Matt Mahurin has worked for over thirty years as an illustrator, photographer, film director and teacher. His political and social illustrations have appeared in for Time, Newsweek, Mother Jones, Rolling Stone, Esquire, The London Observer and New York Times Op-Ed pages. He has directed music videos for Peter Gabriel, U2, Tom Waits, REM, Tracy Chapman, Sting, Bonnie Raitt, Ice-T, Metallica, David Byrne, and Joni Mitchell. His documentary “I Like Killing Flies” was chosen for the 2004 Sundance Film Festival. His photographs are in the permanent collection of the Metropolitan Museum of Art in New York City and his film work is in the collection of The Museum of Modern Art in New York City.

Timothy J. Sexton is a writer and producer of screenplays, teleplays, documentaries, short films, and episodic television series.

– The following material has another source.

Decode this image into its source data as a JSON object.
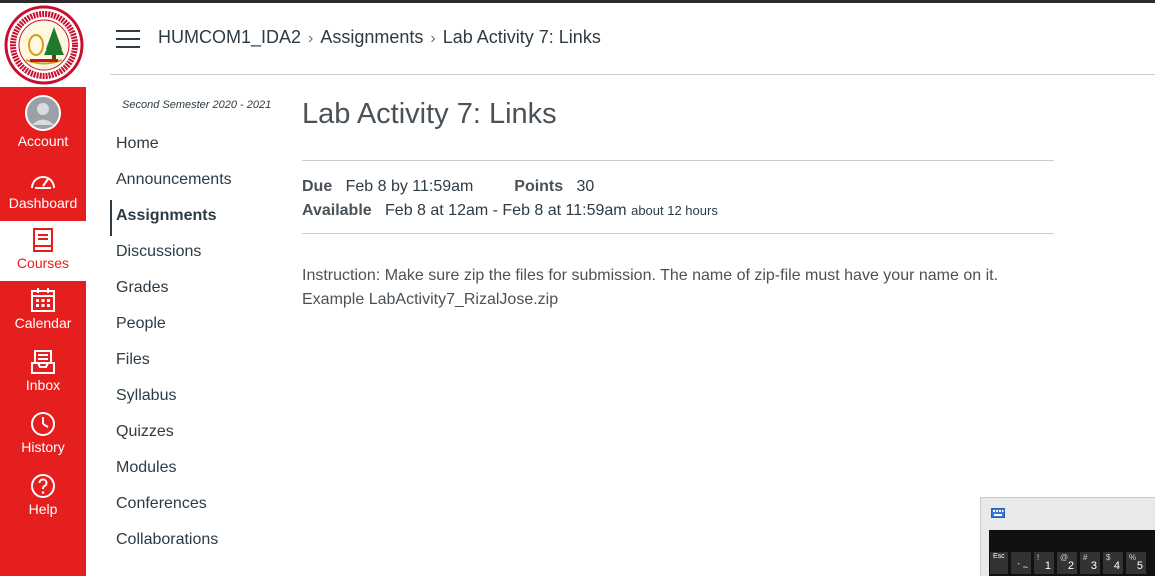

He received an Oscar nomination for the screenplay Children of Men, and received a Writers Guild Award for his teleplay, “For the Love of Country: The Arturo Sandoval Story.”

 

 

May Poem ~ Asking For Roses by Robert Frost

 

Asking for Roses

by Robert Frost

 

A house that lacks, seemingly, mistress and master,

With doors that none but the wind ever closes,

Its floor all littered with glass and with plaster;

It stands in a garden of old-fashioned roses.

 

I pass by that way in the gloaming with Mary;

‘I wonder,’ I say, ‘who the owner of those is.

‘Oh, no one you know,’ she answers me airy,

‘But one we must ask if we want any roses.’

 

So we must join hands in the dew coming coldly

There in the hush of the wood that reposes,

And turn and go up to the open door boldly,

 

And knock to the echoes as beggars for roses.

‘Pray, are you within there, Mistress Who-were-you?’

‘Tis Mary that speaks and our errand discloses.

‘Pray, are you within there? Bestir you, bestir you!

‘Tis summer again; there’s two come for roses.

 

‘A word with you, that of the singer recalling—

Old Herrick: a saying that every maid knows is

A flower unplucked is but left to the falling,

And nothing is gained by not gathering roses.’

 

 

We do not loosen our hands’ intertwining

(Not caring so very much what she supposes),

There when she comes on us mistily shining

And grants us by silence the boon of her roses.